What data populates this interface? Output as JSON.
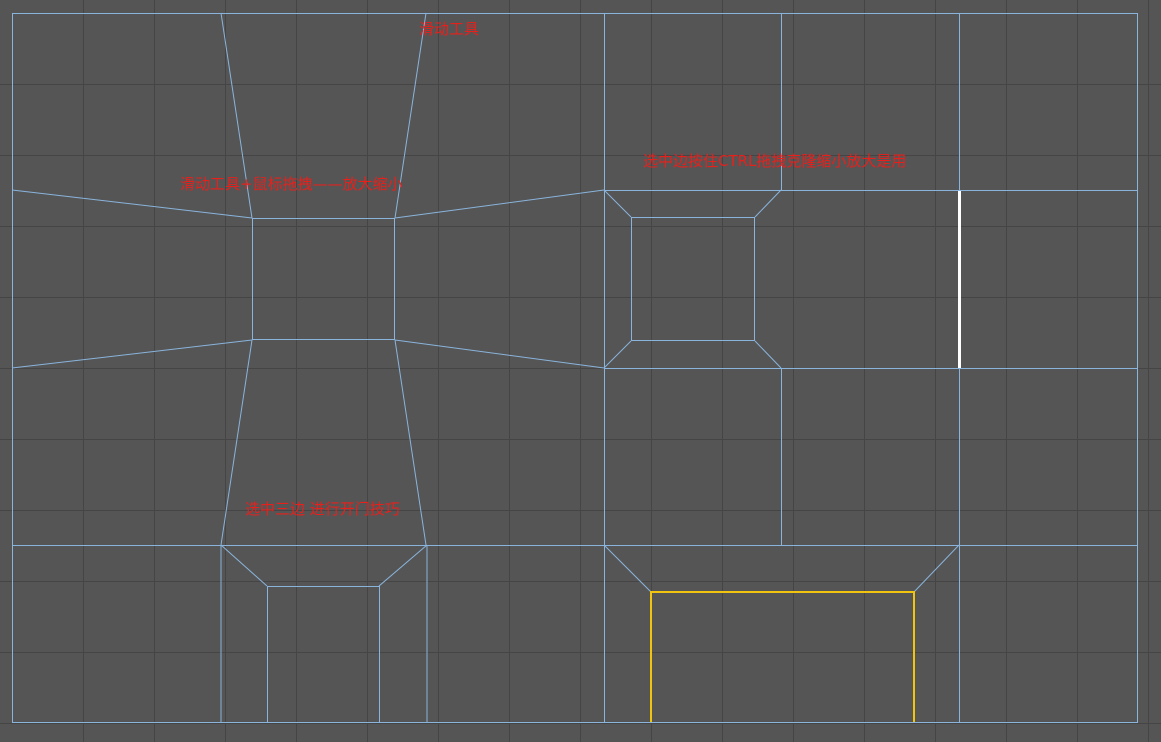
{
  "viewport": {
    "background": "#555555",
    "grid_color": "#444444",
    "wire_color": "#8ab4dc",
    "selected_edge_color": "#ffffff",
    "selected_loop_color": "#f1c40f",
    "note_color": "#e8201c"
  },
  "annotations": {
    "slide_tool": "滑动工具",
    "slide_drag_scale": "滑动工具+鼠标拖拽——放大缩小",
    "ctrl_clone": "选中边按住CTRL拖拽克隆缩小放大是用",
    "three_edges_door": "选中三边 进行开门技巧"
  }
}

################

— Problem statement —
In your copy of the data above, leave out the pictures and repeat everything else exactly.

— Written solution —
What data populates this interface? Output as JSON.
{
  "viewport": {
    "background": "#555555",
    "grid_color": "#444444",
    "wire_color": "#8ab4dc",
    "selected_edge_color": "#ffffff",
    "selected_loop_color": "#f1c40f",
    "note_color": "#e8201c"
  },
  "annotations": {
    "slide_tool": "滑动工具",
    "slide_drag_scale": "滑动工具+鼠标拖拽——放大缩小",
    "ctrl_clone": "选中边按住CTRL拖拽克隆缩小放大是用",
    "three_edges_door": "选中三边 进行开门技巧"
  }
}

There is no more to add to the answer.